Covid-19 created the opportunity for new businesses, as well as new types of businesses to emerge. According to the earlier referenced survey, the number of new business start-ups has doubled in the USA since 2019. During Covid-19, however, many workers in the United States were furloughed, laid off, or simply dropped out of the labor force for other reasons, and thereby embraced the opportunity to create the start-up of their dreams. New job titles have appeared on the horizon. For example, the research company Econsultancy tracked the use of the chief data officer title on LinkedIn for two years. In April 2016, 2,899 people were identified as chief data officers; by February 2018, there were 11,418.
Because of the changes brought upon by the pandemic digitization increased faster than ever thought to be possible and pressured many companies to move faster than they would have liked. It is now an on-demand economy (compliments of the cloud ecosystem). This is a new industrial revolution driven both by fear of digital disruption and the opportunities created by the cloud ecosystem.
The disruption caused by Covid-19 also offers a path to higher productivity and broad-based growth. Digital enterprises like Netflix, Google, and Facebook will only continue to get bigger. The Amazon model of fast and direct delivery will continue to blaze a path through online shopping.
Although the pandemic has contributed to a slowdown of globalization, the world has grown too integrated for globalization to be stopped. According to The Economist magazine, the biggest missing piece of the global puzzle is for business and government leaders to make interdependence work with resilience. Technology, and how people use it, will surely play a critical role.
Even before the pandemic lockdown, social media, mobile, analytics, cloud computing, and the Internet of Things pressured companies to become more digital. Digital technologies deliver ubiquitous data, unlimited connectivity, and massive processing power. Digital technologies enhance both the customer experience as well as employees.
Becoming a digital company means delivering new and improved product features. Too many executives rush into transforming their companies to become digital. Digital business transformation is a long journey. Leaders need to commit to the long haul while sustaining existing business.
Take notice of industry trends and identify which ones will have the biggest impact on your organization. Identify where your company has the greatest competitive advantages. Play to those strengths. Build relationships with providers who are dedicated to your success and whose expertise you can leverage.
To provide the best experiences, we use technologies like cookies to store and/or access device information. Consenting to these technologies will allow us to process data such as browsing behavior or unique IDs on this site. Not consenting or withdrawing consent, may adversely affect certain features and functions.
The technical storage or access is strictly necessary for the legitimate purpose of enabling the use of a specific service explicitly requested by the subscriber or user, or for the sole purpose of carrying out the transmission of a communication over an electronic communications network.
The technical storage or access is necessary for the legitimate purpose of storing preferences that are not requested by the subscriber or user.

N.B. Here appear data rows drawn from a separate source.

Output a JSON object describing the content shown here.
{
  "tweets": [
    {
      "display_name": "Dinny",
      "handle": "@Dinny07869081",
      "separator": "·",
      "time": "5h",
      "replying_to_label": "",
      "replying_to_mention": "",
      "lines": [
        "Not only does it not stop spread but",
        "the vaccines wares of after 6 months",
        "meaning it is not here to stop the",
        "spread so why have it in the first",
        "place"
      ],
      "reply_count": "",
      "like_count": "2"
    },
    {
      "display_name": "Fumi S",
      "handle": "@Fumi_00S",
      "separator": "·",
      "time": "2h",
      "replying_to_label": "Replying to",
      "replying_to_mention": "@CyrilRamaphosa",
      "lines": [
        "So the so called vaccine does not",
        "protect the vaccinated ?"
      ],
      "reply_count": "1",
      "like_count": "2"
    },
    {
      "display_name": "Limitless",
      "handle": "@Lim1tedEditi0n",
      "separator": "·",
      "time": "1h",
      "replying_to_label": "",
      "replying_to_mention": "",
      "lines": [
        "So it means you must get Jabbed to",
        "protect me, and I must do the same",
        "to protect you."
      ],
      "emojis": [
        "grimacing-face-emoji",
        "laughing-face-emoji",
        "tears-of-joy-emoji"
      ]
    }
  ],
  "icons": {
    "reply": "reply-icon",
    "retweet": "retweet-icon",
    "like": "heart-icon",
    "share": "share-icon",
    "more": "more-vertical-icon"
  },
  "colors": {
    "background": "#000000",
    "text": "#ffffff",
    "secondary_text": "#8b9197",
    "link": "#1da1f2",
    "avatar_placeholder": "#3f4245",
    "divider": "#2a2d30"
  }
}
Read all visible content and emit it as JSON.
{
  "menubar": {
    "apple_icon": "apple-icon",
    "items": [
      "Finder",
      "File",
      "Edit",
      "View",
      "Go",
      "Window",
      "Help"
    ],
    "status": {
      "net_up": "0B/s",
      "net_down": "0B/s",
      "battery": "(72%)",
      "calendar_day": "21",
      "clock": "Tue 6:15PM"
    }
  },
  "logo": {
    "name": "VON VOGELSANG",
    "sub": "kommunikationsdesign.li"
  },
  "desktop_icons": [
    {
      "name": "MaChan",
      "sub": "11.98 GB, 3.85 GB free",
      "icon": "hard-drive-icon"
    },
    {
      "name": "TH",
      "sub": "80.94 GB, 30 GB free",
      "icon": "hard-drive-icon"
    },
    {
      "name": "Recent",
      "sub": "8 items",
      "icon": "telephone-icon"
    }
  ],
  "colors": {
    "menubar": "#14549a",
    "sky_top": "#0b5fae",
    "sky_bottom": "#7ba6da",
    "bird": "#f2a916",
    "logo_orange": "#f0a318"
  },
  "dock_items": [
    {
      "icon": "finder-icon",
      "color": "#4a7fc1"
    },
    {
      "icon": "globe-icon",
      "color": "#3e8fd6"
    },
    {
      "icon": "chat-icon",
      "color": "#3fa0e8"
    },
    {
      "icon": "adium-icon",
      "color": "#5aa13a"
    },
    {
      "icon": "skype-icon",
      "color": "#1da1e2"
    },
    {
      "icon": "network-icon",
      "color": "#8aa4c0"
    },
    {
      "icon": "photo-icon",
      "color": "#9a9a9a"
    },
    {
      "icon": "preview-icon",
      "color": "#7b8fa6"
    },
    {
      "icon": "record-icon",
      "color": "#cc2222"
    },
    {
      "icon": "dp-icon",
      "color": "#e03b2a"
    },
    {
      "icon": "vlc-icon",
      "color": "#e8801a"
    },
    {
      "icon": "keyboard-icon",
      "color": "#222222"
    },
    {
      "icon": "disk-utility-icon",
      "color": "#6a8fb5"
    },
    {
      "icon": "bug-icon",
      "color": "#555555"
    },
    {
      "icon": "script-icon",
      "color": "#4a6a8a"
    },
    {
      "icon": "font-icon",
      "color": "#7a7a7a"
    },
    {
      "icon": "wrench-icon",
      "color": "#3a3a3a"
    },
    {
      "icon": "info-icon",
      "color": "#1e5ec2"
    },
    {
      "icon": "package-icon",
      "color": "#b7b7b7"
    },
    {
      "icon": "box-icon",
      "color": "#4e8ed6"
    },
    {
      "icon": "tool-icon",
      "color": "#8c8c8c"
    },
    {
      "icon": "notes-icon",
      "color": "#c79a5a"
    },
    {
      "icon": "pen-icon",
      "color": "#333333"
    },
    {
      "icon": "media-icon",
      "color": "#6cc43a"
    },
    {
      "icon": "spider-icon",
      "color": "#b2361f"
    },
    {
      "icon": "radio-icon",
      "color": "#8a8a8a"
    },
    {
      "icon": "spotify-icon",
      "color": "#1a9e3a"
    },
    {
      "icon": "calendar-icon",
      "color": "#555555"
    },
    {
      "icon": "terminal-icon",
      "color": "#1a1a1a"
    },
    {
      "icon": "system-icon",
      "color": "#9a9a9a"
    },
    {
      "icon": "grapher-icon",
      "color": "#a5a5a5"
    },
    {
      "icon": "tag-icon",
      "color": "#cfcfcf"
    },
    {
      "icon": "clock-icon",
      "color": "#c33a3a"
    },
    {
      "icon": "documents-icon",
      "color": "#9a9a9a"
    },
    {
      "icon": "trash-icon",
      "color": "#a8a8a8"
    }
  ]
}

The technical storage or access that is used exclusively for statistical purposes.The technical storage or access that is used exclusively for anonymous statistical purposes. Without a subpoena, voluntary compliance on the part of your Internet Service Provider, or additional records from a third party, information stored or retrieved for this purpose alone cannot usually be used to identify you.
The technical storage or access is required to create user profiles to send advertising, or to track the user on a website or across several websites for similar marketing purposes.